_What is expected_
Produce the tally of lines in the material below that hold "Right", without anything else.

_Data for this task_
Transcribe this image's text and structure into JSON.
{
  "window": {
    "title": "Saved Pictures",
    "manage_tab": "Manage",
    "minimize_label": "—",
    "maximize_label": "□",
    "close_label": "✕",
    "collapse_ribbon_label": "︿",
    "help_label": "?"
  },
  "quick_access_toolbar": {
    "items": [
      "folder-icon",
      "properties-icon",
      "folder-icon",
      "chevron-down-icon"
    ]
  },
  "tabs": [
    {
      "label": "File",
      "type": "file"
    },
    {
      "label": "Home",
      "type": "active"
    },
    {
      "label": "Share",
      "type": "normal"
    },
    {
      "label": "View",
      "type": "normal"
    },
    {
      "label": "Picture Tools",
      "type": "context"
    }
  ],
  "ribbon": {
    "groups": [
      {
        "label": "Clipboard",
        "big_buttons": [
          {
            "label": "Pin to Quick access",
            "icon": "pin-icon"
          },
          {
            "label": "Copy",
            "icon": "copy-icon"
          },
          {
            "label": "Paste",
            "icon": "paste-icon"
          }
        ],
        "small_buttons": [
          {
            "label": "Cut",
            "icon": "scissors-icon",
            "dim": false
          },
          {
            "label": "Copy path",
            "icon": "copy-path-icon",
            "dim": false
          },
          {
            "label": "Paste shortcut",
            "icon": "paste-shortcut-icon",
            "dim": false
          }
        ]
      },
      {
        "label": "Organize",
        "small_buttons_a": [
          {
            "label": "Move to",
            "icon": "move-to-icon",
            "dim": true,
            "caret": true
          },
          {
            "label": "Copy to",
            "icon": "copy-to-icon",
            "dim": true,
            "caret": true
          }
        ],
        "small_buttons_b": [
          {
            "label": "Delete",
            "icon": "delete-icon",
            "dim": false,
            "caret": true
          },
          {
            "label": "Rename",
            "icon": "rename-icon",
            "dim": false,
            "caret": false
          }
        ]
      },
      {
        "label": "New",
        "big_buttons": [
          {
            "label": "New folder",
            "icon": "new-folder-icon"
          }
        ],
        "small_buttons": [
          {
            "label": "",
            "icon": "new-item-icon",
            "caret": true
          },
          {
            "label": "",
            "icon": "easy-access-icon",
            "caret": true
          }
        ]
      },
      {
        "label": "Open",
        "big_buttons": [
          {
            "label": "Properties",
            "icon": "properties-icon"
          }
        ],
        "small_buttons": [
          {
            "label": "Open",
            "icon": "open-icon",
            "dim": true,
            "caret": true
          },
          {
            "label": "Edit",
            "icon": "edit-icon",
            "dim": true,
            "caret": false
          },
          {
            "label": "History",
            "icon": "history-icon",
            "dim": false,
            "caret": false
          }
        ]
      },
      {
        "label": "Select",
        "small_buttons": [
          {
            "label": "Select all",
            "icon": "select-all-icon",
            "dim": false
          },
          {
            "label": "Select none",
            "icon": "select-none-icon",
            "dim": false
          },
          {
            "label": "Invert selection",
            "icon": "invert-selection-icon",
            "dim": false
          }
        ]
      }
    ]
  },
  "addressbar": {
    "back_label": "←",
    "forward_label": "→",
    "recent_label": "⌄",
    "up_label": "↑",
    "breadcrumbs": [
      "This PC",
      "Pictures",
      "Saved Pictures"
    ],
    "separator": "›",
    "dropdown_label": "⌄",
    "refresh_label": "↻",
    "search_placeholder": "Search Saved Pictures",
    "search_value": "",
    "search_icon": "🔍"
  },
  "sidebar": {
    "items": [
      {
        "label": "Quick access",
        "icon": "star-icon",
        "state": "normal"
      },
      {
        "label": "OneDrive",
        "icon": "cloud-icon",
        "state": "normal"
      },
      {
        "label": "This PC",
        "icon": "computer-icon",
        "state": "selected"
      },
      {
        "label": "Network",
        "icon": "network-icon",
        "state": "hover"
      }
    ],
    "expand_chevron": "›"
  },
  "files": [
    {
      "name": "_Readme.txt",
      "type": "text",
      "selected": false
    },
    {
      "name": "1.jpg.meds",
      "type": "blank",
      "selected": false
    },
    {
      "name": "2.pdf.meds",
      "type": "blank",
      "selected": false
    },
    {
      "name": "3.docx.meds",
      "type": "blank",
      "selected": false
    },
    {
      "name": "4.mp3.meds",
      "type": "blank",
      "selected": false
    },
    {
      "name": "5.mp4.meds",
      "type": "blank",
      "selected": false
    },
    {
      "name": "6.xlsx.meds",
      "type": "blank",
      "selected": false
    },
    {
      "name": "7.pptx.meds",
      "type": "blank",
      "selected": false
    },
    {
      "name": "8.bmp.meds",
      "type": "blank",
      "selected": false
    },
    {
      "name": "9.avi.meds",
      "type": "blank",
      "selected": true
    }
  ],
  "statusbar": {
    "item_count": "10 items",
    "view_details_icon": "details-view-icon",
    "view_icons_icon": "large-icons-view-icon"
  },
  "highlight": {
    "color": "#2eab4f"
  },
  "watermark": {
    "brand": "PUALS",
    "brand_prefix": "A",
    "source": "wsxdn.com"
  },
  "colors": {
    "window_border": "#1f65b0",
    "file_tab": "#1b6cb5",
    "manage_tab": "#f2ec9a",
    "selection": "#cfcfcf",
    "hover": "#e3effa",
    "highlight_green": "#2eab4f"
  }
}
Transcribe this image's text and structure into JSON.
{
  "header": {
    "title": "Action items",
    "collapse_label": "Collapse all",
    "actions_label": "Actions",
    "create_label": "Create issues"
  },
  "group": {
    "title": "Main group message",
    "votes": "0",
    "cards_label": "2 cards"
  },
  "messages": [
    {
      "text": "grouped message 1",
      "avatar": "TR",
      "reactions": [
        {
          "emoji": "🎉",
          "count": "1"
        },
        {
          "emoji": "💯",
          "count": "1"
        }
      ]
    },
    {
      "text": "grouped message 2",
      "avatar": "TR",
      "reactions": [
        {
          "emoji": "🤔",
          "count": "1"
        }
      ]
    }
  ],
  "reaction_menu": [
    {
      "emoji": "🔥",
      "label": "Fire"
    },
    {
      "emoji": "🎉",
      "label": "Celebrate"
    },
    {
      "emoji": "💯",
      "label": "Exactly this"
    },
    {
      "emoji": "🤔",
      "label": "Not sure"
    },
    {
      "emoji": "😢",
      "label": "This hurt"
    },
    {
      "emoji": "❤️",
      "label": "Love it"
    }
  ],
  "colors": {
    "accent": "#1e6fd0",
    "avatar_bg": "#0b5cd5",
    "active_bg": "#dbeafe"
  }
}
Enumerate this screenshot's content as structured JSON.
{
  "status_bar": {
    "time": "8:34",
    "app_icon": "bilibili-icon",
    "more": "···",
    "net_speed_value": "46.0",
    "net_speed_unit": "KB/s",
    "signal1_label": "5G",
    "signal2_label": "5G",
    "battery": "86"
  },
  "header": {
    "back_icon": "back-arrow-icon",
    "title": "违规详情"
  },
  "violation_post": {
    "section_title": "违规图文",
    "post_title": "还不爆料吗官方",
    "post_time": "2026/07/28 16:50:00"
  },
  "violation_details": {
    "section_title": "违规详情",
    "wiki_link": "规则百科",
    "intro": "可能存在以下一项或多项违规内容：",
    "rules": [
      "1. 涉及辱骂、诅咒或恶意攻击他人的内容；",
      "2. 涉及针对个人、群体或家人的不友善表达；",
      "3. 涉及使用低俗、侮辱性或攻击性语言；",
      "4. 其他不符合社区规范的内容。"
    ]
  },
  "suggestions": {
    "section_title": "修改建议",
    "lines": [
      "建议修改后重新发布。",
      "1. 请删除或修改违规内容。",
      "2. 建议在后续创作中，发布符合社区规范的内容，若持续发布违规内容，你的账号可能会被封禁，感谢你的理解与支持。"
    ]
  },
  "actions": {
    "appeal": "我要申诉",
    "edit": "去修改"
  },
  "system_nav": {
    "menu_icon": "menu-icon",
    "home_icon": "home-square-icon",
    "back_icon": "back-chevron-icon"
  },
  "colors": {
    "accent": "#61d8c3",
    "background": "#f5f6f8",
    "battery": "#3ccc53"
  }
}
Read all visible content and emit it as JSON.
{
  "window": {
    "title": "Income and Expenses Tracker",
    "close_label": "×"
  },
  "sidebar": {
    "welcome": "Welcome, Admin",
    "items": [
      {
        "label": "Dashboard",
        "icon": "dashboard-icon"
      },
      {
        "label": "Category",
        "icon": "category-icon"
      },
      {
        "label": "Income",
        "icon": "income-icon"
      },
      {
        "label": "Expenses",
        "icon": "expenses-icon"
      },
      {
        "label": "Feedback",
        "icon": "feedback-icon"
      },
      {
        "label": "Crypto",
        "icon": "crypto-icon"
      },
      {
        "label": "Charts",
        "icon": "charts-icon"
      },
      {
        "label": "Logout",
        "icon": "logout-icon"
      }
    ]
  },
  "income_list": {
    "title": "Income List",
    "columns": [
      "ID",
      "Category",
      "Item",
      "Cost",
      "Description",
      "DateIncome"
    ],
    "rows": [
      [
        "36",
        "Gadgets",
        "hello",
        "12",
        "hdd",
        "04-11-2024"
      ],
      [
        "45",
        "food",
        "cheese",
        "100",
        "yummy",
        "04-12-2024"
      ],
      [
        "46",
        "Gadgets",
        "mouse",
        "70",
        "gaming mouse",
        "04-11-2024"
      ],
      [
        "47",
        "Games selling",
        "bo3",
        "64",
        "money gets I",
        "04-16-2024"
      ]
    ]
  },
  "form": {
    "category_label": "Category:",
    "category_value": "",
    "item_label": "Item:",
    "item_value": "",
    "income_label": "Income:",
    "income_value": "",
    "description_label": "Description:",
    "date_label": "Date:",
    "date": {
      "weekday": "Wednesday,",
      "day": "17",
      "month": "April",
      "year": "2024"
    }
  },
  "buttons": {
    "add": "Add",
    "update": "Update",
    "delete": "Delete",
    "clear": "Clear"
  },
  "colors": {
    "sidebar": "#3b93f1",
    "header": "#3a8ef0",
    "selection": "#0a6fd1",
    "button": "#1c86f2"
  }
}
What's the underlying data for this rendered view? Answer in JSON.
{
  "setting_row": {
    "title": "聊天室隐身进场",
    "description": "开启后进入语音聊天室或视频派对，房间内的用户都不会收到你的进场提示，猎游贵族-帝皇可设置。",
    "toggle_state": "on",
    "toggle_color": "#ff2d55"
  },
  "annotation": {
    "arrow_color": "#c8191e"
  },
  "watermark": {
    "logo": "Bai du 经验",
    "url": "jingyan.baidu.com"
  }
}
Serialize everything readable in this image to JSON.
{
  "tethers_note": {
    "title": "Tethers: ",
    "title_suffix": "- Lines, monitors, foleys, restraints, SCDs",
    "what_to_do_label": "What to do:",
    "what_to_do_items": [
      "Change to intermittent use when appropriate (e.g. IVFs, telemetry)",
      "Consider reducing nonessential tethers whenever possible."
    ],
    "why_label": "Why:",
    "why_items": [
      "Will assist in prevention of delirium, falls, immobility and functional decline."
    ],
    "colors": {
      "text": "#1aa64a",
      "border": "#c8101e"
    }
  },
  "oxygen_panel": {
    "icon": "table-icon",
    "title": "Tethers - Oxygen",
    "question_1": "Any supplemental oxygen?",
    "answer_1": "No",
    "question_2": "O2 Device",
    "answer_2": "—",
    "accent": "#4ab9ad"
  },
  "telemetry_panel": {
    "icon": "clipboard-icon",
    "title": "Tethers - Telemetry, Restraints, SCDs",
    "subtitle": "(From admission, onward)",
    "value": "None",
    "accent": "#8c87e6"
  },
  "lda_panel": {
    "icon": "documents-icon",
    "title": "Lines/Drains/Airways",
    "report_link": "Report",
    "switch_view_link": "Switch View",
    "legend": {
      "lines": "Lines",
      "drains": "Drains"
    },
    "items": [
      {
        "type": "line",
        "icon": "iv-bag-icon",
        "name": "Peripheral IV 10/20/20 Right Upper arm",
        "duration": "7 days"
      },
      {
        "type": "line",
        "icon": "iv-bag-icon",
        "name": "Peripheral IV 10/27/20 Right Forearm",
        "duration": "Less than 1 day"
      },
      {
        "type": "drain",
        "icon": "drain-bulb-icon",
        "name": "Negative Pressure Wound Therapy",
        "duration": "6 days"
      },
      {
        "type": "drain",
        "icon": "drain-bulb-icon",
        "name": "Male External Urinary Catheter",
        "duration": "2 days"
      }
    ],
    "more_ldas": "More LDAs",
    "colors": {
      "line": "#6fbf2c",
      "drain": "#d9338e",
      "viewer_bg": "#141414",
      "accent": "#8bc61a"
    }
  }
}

_Output of the exercise_
2